- _Problem requirements_: Write out the full listing exactly as it appears below.

- _Dataset_:
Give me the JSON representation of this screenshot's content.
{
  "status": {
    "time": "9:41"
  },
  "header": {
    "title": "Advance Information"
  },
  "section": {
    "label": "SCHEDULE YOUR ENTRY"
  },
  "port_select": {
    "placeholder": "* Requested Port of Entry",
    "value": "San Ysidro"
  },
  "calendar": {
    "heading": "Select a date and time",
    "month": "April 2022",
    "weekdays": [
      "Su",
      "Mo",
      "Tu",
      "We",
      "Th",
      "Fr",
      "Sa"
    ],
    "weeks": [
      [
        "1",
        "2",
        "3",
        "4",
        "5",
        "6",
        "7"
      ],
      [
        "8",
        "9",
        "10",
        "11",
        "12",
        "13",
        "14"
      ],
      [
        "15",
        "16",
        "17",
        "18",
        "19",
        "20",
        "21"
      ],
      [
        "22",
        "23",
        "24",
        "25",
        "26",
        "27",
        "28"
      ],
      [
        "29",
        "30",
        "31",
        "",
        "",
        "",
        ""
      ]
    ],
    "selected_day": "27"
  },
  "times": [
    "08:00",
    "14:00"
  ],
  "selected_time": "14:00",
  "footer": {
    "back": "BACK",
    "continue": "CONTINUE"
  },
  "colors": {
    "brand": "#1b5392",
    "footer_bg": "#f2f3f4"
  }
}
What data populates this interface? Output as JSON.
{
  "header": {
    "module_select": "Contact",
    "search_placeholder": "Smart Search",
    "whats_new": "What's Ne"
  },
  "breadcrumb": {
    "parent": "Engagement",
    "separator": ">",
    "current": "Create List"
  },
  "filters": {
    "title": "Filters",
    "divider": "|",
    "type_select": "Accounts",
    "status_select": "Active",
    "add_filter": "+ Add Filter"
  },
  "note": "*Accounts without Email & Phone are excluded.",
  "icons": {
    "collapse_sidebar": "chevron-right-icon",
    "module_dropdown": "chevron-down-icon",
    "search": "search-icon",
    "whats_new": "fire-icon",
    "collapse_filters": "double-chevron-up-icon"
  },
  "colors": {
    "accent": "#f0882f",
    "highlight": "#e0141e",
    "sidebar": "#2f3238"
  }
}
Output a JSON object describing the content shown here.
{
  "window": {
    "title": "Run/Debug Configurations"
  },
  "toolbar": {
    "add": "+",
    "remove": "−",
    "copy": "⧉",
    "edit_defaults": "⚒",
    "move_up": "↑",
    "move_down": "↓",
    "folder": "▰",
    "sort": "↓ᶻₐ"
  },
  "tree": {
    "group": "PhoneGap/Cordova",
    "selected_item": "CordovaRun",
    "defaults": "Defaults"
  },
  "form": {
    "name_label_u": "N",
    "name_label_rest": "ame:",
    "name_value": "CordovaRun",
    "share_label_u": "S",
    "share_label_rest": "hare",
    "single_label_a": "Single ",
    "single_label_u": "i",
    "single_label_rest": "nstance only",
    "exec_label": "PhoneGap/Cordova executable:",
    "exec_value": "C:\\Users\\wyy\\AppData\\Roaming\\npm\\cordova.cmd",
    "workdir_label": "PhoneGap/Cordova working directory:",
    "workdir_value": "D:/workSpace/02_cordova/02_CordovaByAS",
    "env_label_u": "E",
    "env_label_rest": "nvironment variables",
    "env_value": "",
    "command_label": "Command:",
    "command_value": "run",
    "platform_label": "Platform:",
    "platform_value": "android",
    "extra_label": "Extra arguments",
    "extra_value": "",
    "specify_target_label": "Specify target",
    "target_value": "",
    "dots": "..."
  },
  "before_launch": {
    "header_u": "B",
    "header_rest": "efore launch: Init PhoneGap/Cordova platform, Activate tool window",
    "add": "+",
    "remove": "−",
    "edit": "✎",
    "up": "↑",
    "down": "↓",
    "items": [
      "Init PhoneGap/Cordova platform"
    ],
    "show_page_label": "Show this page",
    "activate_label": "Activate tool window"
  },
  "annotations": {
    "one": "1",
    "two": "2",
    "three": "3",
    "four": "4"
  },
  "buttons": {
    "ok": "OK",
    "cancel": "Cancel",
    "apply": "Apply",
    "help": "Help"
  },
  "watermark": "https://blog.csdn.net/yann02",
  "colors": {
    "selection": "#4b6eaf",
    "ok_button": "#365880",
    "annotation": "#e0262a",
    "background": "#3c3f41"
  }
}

- _Written answer_:
Give me the JSON representation of this screenshot's content.
{
  "status": {
    "time": "9:41"
  },
  "header": {
    "title": "Advance Information"
  },
  "section": {
    "label": "SCHEDULE YOUR ENTRY"
  },
  "port_select": {
    "placeholder": "* Requested Port of Entry",
    "value": "San Ysidro"
  },
  "calendar": {
    "heading": "Select a date and time",
    "month": "April 2022",
    "weekdays": [
      "Su",
      "Mo",
      "Tu",
      "We",
      "Th",
      "Fr",
      "Sa"
    ],
    "weeks": [
      [
        "1",
        "2",
        "3",
        "4",
        "5",
        "6",
        "7"
      ],
      [
        "8",
        "9",
        "10",
        "11",
        "12",
        "13",
        "14"
      ],
      [
        "15",
        "16",
        "17",
        "18",
        "19",
        "20",
        "21"
      ],
      [
        "22",
        "23",
        "24",
        "25",
        "26",
        "27",
        "28"
      ],
      [
        "29",
        "30",
        "31",
        "",
        "",
        "",
        ""
      ]
    ],
    "selected_day": "27"
  },
  "times": [
    "08:00",
    "14:00"
  ],
  "selected_time": "14:00",
  "footer": {
    "back": "BACK",
    "continue": "CONTINUE"
  },
  "colors": {
    "brand": "#1b5392",
    "footer_bg": "#f2f3f4"
  }
}
What data populates this interface? Output as JSON.
{
  "header": {
    "module_select": "Contact",
    "search_placeholder": "Smart Search",
    "whats_new": "What's Ne"
  },
  "breadcrumb": {
    "parent": "Engagement",
    "separator": ">",
    "current": "Create List"
  },
  "filters": {
    "title": "Filters",
    "divider": "|",
    "type_select": "Accounts",
    "status_select": "Active",
    "add_filter": "+ Add Filter"
  },
  "note": "*Accounts without Email & Phone are excluded.",
  "icons": {
    "collapse_sidebar": "chevron-right-icon",
    "module_dropdown": "chevron-down-icon",
    "search": "search-icon",
    "whats_new": "fire-icon",
    "collapse_filters": "double-chevron-up-icon"
  },
  "colors": {
    "accent": "#f0882f",
    "highlight": "#e0141e",
    "sidebar": "#2f3238"
  }
}
Output a JSON object describing the content shown here.
{
  "window": {
    "title": "Run/Debug Configurations"
  },
  "toolbar": {
    "add": "+",
    "remove": "−",
    "copy": "⧉",
    "edit_defaults": "⚒",
    "move_up": "↑",
    "move_down": "↓",
    "folder": "▰",
    "sort": "↓ᶻₐ"
  },
  "tree": {
    "group": "PhoneGap/Cordova",
    "selected_item": "CordovaRun",
    "defaults": "Defaults"
  },
  "form": {
    "name_label_u": "N",
    "name_label_rest": "ame:",
    "name_value": "CordovaRun",
    "share_label_u": "S",
    "share_label_rest": "hare",
    "single_label_a": "Single ",
    "single_label_u": "i",
    "single_label_rest": "nstance only",
    "exec_label": "PhoneGap/Cordova executable:",
    "exec_value": "C:\\Users\\wyy\\AppData\\Roaming\\npm\\cordova.cmd",
    "workdir_label": "PhoneGap/Cordova working directory:",
    "workdir_value": "D:/workSpace/02_cordova/02_CordovaByAS",
    "env_label_u": "E",
    "env_label_rest": "nvironment variables",
    "env_value": "",
    "command_label": "Command:",
    "command_value": "run",
    "platform_label": "Platform:",
    "platform_value": "android",
    "extra_label": "Extra arguments",
    "extra_value": "",
    "specify_target_label": "Specify target",
    "target_value": "",
    "dots": "..."
  },
  "before_launch": {
    "header_u": "B",
    "header_rest": "efore launch: Init PhoneGap/Cordova platform, Activate tool window",
    "add": "+",
    "remove": "−",
    "edit": "✎",
    "up": "↑",
    "down": "↓",
    "items": [
      "Init PhoneGap/Cordova platform"
    ],
    "show_page_label": "Show this page",
    "activate_label": "Activate tool window"
  },
  "annotations": {
    "one": "1",
    "two": "2",
    "three": "3",
    "four": "4"
  },
  "buttons": {
    "ok": "OK",
    "cancel": "Cancel",
    "apply": "Apply",
    "help": "Help"
  },
  "watermark": "https://blog.csdn.net/yann02",
  "colors": {
    "selection": "#4b6eaf",
    "ok_button": "#365880",
    "annotation": "#e0262a",
    "background": "#3c3f41"
  }
}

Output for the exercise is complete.